◆ **TASK PROMPT**: Copy the entries below in full, keeping them exactly as they are.
──────── MATERIAL PROVIDED ────────
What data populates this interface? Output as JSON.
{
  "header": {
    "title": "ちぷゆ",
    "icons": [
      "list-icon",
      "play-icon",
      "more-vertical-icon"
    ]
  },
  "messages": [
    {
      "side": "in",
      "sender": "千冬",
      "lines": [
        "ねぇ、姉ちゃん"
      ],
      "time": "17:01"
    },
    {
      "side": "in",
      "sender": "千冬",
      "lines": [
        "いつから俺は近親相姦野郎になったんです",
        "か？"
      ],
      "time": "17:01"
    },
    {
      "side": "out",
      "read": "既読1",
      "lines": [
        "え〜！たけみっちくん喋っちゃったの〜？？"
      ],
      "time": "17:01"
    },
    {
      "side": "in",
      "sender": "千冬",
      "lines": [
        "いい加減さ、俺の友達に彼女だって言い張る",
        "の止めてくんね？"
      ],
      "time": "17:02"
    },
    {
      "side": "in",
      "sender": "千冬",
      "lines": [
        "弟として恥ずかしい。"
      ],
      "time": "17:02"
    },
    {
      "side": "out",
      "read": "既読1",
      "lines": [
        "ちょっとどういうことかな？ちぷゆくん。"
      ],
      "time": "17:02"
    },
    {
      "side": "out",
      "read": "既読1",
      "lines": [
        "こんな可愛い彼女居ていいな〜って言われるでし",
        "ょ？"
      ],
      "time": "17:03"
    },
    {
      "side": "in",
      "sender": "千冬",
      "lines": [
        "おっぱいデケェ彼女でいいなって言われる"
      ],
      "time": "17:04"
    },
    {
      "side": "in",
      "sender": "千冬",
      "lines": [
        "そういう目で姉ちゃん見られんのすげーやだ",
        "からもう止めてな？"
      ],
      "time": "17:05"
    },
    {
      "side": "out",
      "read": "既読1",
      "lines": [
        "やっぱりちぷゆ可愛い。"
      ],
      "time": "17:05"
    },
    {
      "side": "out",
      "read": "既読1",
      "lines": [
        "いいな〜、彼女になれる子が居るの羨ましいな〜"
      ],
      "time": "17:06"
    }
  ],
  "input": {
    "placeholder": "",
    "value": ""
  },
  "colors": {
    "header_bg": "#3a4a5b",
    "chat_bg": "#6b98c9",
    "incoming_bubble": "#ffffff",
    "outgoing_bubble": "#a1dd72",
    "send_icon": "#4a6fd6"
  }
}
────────
◆ **EXPECTED ANSWER**:
What data populates this interface? Output as JSON.
{
  "header": {
    "title": "ちぷゆ",
    "icons": [
      "list-icon",
      "play-icon",
      "more-vertical-icon"
    ]
  },
  "messages": [
    {
      "side": "in",
      "sender": "千冬",
      "lines": [
        "ねぇ、姉ちゃん"
      ],
      "time": "17:01"
    },
    {
      "side": "in",
      "sender": "千冬",
      "lines": [
        "いつから俺は近親相姦野郎になったんです",
        "か？"
      ],
      "time": "17:01"
    },
    {
      "side": "out",
      "read": "既読1",
      "lines": [
        "え〜！たけみっちくん喋っちゃったの〜？？"
      ],
      "time": "17:01"
    },
    {
      "side": "in",
      "sender": "千冬",
      "lines": [
        "いい加減さ、俺の友達に彼女だって言い張る",
        "の止めてくんね？"
      ],
      "time": "17:02"
    },
    {
      "side": "in",
      "sender": "千冬",
      "lines": [
        "弟として恥ずかしい。"
      ],
      "time": "17:02"
    },
    {
      "side": "out",
      "read": "既読1",
      "lines": [
        "ちょっとどういうことかな？ちぷゆくん。"
      ],
      "time": "17:02"
    },
    {
      "side": "out",
      "read": "既読1",
      "lines": [
        "こんな可愛い彼女居ていいな〜って言われるでし",
        "ょ？"
      ],
      "time": "17:03"
    },
    {
      "side": "in",
      "sender": "千冬",
      "lines": [
        "おっぱいデケェ彼女でいいなって言われる"
      ],
      "time": "17:04"
    },
    {
      "side": "in",
      "sender": "千冬",
      "lines": [
        "そういう目で姉ちゃん見られんのすげーやだ",
        "からもう止めてな？"
      ],
      "time": "17:05"
    },
    {
      "side": "out",
      "read": "既読1",
      "lines": [
        "やっぱりちぷゆ可愛い。"
      ],
      "time": "17:05"
    },
    {
      "side": "out",
      "read": "既読1",
      "lines": [
        "いいな〜、彼女になれる子が居るの羨ましいな〜"
      ],
      "time": "17:06"
    }
  ],
  "input": {
    "placeholder": "",
    "value": ""
  },
  "colors": {
    "header_bg": "#3a4a5b",
    "chat_bg": "#6b98c9",
    "incoming_bubble": "#ffffff",
    "outgoing_bubble": "#a1dd72",
    "send_icon": "#4a6fd6"
  }
}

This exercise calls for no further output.